**DATA FOR THIS TASK**
*** Begin section ***
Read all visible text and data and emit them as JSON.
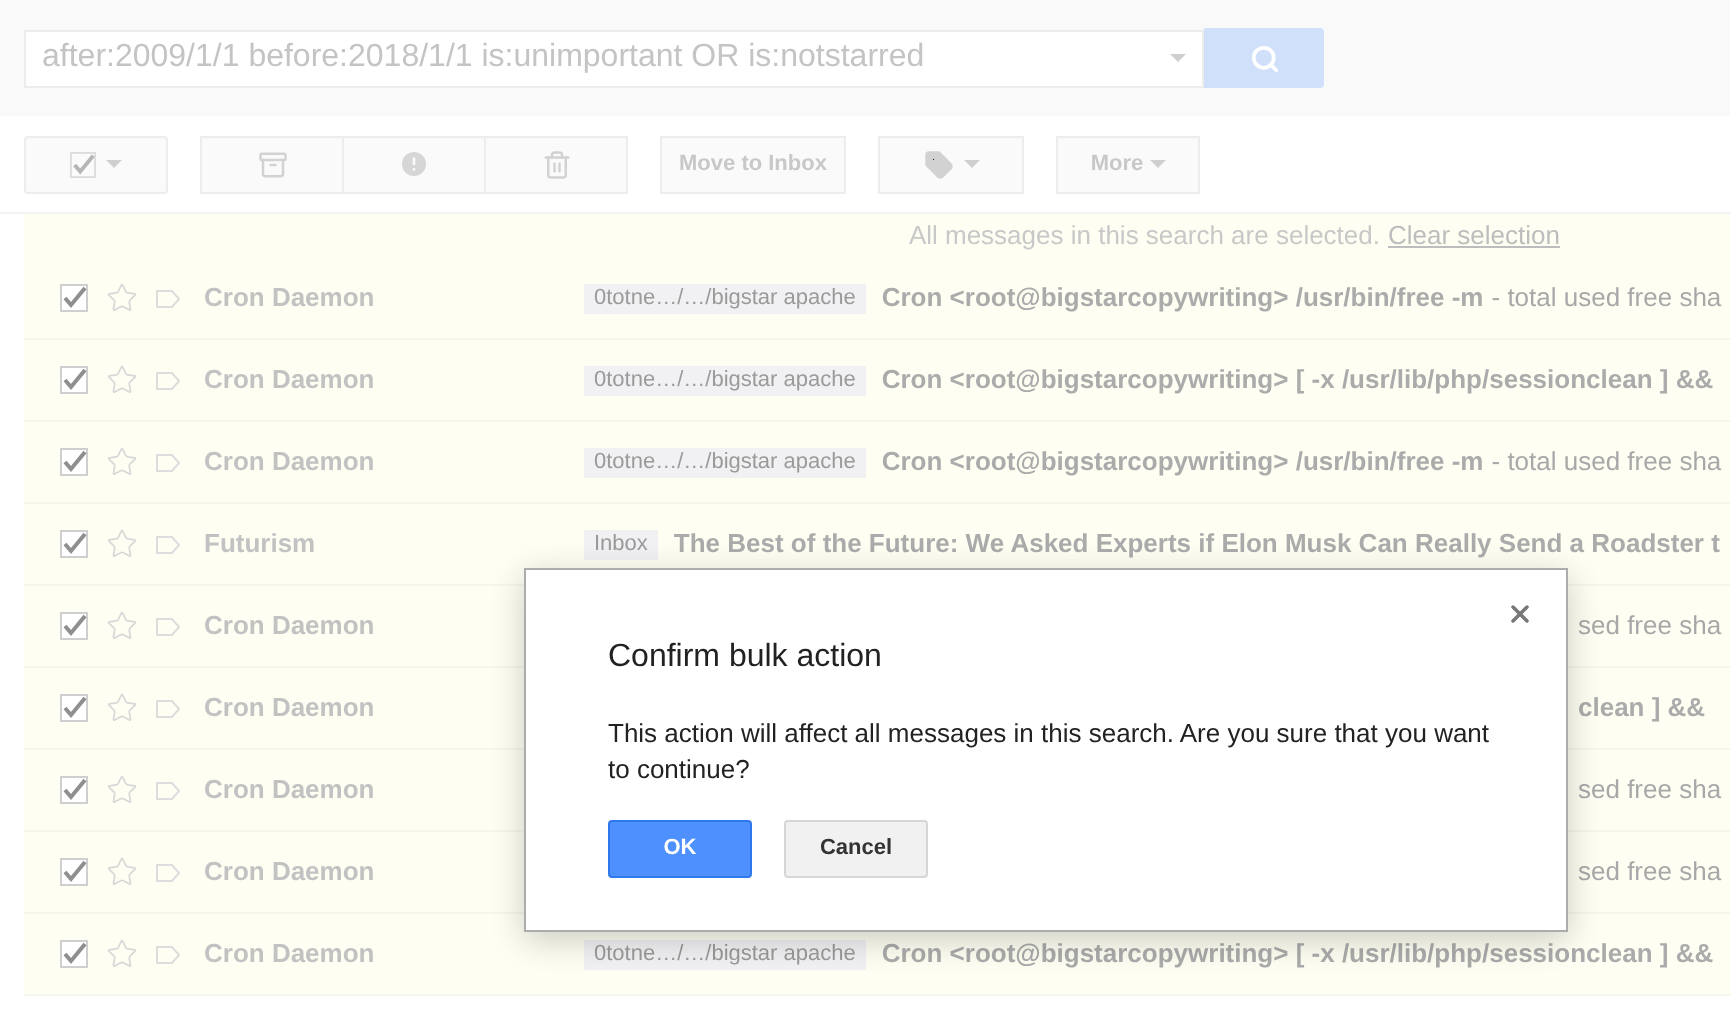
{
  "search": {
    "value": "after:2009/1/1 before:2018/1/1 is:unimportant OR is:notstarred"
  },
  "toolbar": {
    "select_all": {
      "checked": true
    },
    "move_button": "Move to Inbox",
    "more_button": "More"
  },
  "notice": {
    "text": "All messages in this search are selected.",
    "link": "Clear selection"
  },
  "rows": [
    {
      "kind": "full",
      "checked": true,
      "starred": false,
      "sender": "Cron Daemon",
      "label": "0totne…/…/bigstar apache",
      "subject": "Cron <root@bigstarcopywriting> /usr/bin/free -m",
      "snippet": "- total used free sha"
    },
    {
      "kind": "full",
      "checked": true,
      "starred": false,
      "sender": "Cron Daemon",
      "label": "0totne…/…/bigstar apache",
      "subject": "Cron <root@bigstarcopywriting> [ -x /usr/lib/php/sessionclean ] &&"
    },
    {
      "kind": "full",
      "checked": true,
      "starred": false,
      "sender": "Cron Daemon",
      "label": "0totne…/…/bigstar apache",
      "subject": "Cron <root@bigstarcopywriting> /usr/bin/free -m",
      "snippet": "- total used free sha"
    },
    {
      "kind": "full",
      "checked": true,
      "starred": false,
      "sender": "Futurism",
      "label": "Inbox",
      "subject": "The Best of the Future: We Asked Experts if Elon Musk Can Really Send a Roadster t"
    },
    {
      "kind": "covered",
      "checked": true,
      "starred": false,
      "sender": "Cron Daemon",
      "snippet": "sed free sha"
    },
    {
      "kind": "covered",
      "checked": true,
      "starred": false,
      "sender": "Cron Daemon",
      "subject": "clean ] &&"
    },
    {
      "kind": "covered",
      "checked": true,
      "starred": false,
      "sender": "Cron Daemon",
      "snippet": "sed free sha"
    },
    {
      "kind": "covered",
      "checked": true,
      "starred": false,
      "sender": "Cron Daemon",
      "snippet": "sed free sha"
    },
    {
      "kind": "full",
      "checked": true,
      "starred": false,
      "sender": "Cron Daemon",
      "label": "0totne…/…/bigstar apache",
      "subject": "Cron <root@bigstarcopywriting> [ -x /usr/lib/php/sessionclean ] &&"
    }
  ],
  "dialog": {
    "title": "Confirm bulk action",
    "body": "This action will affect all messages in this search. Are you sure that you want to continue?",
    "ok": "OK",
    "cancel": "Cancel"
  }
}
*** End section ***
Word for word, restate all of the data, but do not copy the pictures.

**SOLUTION TO THE EXERCISE**
Read all visible text and data and emit them as JSON.
{
  "search": {
    "value": "after:2009/1/1 before:2018/1/1 is:unimportant OR is:notstarred"
  },
  "toolbar": {
    "select_all": {
      "checked": true
    },
    "move_button": "Move to Inbox",
    "more_button": "More"
  },
  "notice": {
    "text": "All messages in this search are selected.",
    "link": "Clear selection"
  },
  "rows": [
    {
      "kind": "full",
      "checked": true,
      "starred": false,
      "sender": "Cron Daemon",
      "label": "0totne…/…/bigstar apache",
      "subject": "Cron <root@bigstarcopywriting> /usr/bin/free -m",
      "snippet": "- total used free sha"
    },
    {
      "kind": "full",
      "checked": true,
      "starred": false,
      "sender": "Cron Daemon",
      "label": "0totne…/…/bigstar apache",
      "subject": "Cron <root@bigstarcopywriting> [ -x /usr/lib/php/sessionclean ] &&"
    },
    {
      "kind": "full",
      "checked": true,
      "starred": false,
      "sender": "Cron Daemon",
      "label": "0totne…/…/bigstar apache",
      "subject": "Cron <root@bigstarcopywriting> /usr/bin/free -m",
      "snippet": "- total used free sha"
    },
    {
      "kind": "full",
      "checked": true,
      "starred": false,
      "sender": "Futurism",
      "label": "Inbox",
      "subject": "The Best of the Future: We Asked Experts if Elon Musk Can Really Send a Roadster t"
    },
    {
      "kind": "covered",
      "checked": true,
      "starred": false,
      "sender": "Cron Daemon",
      "snippet": "sed free sha"
    },
    {
      "kind": "covered",
      "checked": true,
      "starred": false,
      "sender": "Cron Daemon",
      "subject": "clean ] &&"
    },
    {
      "kind": "covered",
      "checked": true,
      "starred": false,
      "sender": "Cron Daemon",
      "snippet": "sed free sha"
    },
    {
      "kind": "covered",
      "checked": true,
      "starred": false,
      "sender": "Cron Daemon",
      "snippet": "sed free sha"
    },
    {
      "kind": "full",
      "checked": true,
      "starred": false,
      "sender": "Cron Daemon",
      "label": "0totne…/…/bigstar apache",
      "subject": "Cron <root@bigstarcopywriting> [ -x /usr/lib/php/sessionclean ] &&"
    }
  ],
  "dialog": {
    "title": "Confirm bulk action",
    "body": "This action will affect all messages in this search. Are you sure that you want to continue?",
    "ok": "OK",
    "cancel": "Cancel"
  }
}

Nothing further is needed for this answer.